Miami Dade County Public Schools
Alumni Hall of Fame
Class of 2020
The first African-American to ever direct an Academy Award winner for the best picture with Moonlight, Barry Jenkins was raised in Liberty City to a single mother who became consumed by drug addiction, and a father he never knew. Jenkins became a distinguished football player at Miami Northwestern Senior and studied film at Florida State University where he found like-minded cinephiles with whom he has worked with ever since through his production company, Pastel. With Moonlight and If Beale Street Could Talk, Barry is one of the few filmmakers to ascend the narrow spires of American prestige cinema with works that centers black characters, and the image of a character staring straight ahead has become a hallmark of his work. Considering himself an introvert and "intensely private" person, Jenkins is most comfortable engaging through his work. Like writing the screenplay for Flint Strong on the life of the gold-medal-winning boxer Claressa Shields to be played by Ice Cube, and directing the entire Amazon video series, The Underground Railroad.

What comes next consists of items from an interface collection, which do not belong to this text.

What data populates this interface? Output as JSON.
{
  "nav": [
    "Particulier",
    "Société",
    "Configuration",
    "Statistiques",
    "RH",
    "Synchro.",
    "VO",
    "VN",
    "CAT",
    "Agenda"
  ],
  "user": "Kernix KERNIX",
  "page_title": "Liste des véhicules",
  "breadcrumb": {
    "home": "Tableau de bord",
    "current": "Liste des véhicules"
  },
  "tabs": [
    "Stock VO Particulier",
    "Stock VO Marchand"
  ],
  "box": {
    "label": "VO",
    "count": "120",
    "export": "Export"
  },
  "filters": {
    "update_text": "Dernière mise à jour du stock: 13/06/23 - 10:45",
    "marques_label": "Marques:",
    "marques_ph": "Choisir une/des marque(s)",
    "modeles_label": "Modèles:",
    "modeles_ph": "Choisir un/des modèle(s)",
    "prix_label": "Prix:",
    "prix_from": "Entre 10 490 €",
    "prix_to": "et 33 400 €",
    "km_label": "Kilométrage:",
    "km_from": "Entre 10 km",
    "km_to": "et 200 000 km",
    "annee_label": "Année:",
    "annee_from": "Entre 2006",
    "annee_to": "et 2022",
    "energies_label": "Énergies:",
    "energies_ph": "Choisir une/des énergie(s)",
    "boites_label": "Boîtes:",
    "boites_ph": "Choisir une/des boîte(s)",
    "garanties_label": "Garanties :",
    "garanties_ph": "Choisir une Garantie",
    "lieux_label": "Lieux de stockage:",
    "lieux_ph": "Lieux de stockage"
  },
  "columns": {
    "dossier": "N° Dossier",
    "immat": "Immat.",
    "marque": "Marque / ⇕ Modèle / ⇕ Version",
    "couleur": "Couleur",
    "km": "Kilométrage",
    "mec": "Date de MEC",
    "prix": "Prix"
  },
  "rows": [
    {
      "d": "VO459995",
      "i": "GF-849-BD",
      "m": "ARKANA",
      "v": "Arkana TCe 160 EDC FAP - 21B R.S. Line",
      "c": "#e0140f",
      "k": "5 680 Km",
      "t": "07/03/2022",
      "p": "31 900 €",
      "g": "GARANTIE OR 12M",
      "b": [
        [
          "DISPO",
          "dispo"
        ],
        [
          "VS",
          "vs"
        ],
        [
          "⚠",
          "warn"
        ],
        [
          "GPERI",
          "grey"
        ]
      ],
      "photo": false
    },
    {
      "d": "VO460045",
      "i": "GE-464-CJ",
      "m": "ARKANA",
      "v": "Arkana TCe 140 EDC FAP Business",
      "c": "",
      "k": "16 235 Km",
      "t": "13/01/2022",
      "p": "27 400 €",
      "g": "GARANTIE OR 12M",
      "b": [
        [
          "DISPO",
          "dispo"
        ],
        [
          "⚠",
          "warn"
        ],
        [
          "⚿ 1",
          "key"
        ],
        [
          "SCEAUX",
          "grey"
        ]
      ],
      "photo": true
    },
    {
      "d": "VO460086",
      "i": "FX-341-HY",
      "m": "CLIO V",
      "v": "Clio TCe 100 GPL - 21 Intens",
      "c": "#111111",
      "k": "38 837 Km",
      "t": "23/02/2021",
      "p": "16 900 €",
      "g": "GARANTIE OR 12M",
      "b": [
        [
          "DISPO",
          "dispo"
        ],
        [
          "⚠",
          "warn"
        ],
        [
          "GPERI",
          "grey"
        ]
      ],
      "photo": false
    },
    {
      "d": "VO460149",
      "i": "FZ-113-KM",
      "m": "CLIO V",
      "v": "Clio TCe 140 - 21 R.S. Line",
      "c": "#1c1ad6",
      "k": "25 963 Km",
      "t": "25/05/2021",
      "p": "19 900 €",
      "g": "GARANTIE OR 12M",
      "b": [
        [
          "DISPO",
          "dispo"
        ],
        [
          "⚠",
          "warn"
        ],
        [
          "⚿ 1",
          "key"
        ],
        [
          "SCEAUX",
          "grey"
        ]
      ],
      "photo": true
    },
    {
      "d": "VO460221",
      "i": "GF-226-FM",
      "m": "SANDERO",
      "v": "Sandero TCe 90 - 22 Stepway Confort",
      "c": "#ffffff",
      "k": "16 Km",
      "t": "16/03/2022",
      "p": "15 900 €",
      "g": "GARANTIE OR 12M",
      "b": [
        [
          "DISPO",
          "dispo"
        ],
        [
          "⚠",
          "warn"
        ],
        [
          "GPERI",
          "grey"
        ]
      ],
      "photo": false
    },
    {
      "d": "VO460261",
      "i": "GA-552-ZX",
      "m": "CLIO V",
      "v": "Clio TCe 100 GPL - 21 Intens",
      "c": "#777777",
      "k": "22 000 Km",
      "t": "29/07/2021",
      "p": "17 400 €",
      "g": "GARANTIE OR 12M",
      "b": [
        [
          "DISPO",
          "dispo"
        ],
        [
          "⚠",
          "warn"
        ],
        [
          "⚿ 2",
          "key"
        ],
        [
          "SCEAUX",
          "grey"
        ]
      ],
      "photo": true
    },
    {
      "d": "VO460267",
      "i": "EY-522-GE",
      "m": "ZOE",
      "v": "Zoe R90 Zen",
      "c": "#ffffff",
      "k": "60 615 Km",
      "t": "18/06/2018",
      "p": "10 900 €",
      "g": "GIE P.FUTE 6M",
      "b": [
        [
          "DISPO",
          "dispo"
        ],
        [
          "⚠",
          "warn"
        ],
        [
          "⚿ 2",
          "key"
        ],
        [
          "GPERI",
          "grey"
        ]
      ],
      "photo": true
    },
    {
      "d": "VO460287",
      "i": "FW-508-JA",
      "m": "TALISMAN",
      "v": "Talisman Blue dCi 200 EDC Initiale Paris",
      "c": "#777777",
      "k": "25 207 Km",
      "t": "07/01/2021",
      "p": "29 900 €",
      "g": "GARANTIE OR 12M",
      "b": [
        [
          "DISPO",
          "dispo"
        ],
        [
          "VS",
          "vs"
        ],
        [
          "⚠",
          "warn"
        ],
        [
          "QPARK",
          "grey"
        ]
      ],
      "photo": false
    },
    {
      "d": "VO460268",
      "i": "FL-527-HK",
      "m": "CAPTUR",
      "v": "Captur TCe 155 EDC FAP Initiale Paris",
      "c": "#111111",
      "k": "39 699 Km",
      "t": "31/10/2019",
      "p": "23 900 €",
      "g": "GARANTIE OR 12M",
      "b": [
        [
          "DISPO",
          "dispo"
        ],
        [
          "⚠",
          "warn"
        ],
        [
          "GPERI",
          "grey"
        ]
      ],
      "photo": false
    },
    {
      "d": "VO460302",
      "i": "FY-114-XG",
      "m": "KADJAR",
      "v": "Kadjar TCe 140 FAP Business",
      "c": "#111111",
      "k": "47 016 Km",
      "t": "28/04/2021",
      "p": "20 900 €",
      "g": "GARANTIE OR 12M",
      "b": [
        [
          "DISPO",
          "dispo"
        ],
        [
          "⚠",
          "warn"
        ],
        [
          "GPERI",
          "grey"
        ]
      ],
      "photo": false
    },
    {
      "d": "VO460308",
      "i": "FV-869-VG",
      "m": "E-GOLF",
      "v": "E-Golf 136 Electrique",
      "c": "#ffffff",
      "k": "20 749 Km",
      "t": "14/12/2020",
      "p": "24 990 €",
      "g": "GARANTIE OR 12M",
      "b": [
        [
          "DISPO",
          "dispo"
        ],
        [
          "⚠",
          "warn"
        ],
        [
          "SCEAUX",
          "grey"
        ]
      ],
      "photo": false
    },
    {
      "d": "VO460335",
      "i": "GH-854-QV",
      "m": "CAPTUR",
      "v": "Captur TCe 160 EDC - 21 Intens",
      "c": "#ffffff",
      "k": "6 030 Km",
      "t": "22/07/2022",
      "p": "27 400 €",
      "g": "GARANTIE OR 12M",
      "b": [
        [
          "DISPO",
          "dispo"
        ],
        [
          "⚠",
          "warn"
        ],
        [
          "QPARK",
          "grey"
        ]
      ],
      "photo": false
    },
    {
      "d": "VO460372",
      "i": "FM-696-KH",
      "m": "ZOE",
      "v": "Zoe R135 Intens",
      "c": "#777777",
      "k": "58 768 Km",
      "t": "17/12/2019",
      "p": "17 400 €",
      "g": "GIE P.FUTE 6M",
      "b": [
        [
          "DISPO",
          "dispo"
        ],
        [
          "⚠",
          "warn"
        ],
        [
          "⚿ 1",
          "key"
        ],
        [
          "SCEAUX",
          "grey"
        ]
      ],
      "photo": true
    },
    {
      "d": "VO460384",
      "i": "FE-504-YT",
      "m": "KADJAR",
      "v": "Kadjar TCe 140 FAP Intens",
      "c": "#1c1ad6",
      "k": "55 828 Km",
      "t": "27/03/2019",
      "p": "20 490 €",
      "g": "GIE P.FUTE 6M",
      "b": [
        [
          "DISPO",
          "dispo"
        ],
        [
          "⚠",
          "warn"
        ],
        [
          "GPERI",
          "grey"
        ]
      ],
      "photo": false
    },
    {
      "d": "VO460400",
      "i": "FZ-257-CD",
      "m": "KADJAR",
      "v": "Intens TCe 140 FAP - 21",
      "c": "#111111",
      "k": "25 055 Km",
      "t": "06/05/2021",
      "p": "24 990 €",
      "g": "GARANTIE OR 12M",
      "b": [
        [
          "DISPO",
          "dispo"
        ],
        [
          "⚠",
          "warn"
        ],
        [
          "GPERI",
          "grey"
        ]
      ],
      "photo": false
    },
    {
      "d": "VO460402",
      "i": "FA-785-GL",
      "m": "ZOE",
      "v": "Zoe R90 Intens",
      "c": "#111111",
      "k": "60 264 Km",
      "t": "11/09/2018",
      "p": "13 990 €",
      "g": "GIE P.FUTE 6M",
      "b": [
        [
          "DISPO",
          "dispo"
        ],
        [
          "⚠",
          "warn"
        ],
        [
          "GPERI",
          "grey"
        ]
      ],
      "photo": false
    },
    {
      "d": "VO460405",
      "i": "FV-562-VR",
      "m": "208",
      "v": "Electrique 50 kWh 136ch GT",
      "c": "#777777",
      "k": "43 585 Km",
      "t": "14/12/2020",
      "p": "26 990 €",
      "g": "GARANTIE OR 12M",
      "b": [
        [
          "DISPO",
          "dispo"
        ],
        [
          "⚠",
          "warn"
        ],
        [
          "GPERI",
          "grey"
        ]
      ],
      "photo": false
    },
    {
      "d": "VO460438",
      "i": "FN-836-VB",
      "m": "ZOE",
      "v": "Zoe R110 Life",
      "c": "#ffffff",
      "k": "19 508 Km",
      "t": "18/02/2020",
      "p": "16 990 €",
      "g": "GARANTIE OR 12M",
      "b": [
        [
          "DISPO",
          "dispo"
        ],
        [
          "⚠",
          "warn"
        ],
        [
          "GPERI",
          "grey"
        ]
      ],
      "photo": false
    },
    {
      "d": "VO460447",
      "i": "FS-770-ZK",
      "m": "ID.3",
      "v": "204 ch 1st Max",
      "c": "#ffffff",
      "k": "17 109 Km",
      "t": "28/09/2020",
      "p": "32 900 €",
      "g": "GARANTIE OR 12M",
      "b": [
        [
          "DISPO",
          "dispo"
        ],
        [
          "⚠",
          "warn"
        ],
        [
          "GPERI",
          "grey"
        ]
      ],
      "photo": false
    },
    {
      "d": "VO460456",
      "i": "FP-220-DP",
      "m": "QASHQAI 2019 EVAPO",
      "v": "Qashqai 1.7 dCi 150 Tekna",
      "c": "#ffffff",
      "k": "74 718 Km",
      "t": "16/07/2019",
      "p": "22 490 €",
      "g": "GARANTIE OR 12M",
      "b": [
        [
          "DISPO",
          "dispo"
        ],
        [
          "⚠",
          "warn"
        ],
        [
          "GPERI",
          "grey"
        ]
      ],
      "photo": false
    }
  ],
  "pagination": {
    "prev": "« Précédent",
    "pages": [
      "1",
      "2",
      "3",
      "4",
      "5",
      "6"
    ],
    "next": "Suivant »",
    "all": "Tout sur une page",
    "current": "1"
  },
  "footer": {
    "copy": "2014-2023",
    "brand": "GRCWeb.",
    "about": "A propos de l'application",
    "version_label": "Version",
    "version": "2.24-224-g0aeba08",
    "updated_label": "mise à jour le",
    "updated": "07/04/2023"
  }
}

Tarell Alvin McCraney
Acclaimed for his script that was the basis for Moonlight, which won him and fellow inductee Jenkins an Oscar for Best Adapted Screenplay, Tarell Alvin McCraney's academic potential was recognized early. Raised in a working-class family in Liberty City by a mother who struggled with drug addiction, he found himself tracked into a magnet program from middle school that let him focus on literature and performing arts; graduating from New World School of the Arts. McCraney says he is obsessed with telling stories, and credits his grandfather, who was a Baptist minister, for deepening his understanding of the spiritual power of narrative. Growing up alongside immigrants from Haiti and Cuba also influenced his writing as seen in the trilogy of dramas, The Brother/Sister Plays. His ability to merge the mundane with the profound and to draw complex emotions out of people is a hallmark of McCraney's work. He has seen eight plays produced, written two screenplays, won a McArthur Genius Grant and adapted Shakespeare for the Royal Shakespeare Company in London. Not to mention serving as the Chair of Playwriting at Yale School of Drama.
At 84 years young, Sam Moore is the singer behind the R & B duo, Sam & Dave, and Soul Man; the last song earning him induction into the Grammy Hall of Fame. Moore's career began, like many others--inside the long gone, black nightclub on 20th Avenue in Liberty City called The King of Hearts. But unlike others who performed on that stage like Memphis-born Aretha Franklin and Georgia-born partner Dave Prater, Sam Moore was homegrown. Born in Overtown, he attended Booker T. Washington Senior and is the only Miamian in the Rock and Roll Hall of Fame. He has played command performances for the Queen of England and six presidents from Jimmy Carter to present day bringing his Miami music royalty to Ocean Drive as grand marshal of the Veteran's Day parade this past November. Sam's hometown pride is contagious and his love of young people is evident--partnering with local organizations like Guitars Over Guns, Miami Music Project and Little Kids Rock to put musical instruments in the hands of students and lending his voice to the a cappella choir from Miami Arts Studio 6-12 at Zelda Glazer.
It's a good thing for Miami-Dade that Mitchell Kaplan decided against becoming a lawyer. Born and raised on Miami Beach, this Beach High graduate went on to receive his English degree and for a short time debated whether his father's profession of law was a better choice. However, his love of literary culture landed Mitch back in Miami as an English teacher at Southridge Senior High. With the idea of becoming a bookseller in the back of his mind, Kaplan opened Books & Books in Coral Gables in 1982 - just 2 blocks from where the flagship location stands today. Two years later, he co-founded the Miami Book Fair, now the largest of its kind in the nation, deepening Miami's cultural footprint. Over time, Books & Books has expanded to nine locations including one in Grand Cayman and one in Key West with children's and young adult author Judy Blume. Although always connected to bookstores, Mitch is now also a publisher, podcaster and succesful movie producer. His company Mazur Kaplan will commence production, this spring on the suspense thriller, Let Him Go, starring two-time Oscar winner Kevin Costner and Diane Lane.
Stephen M. Ross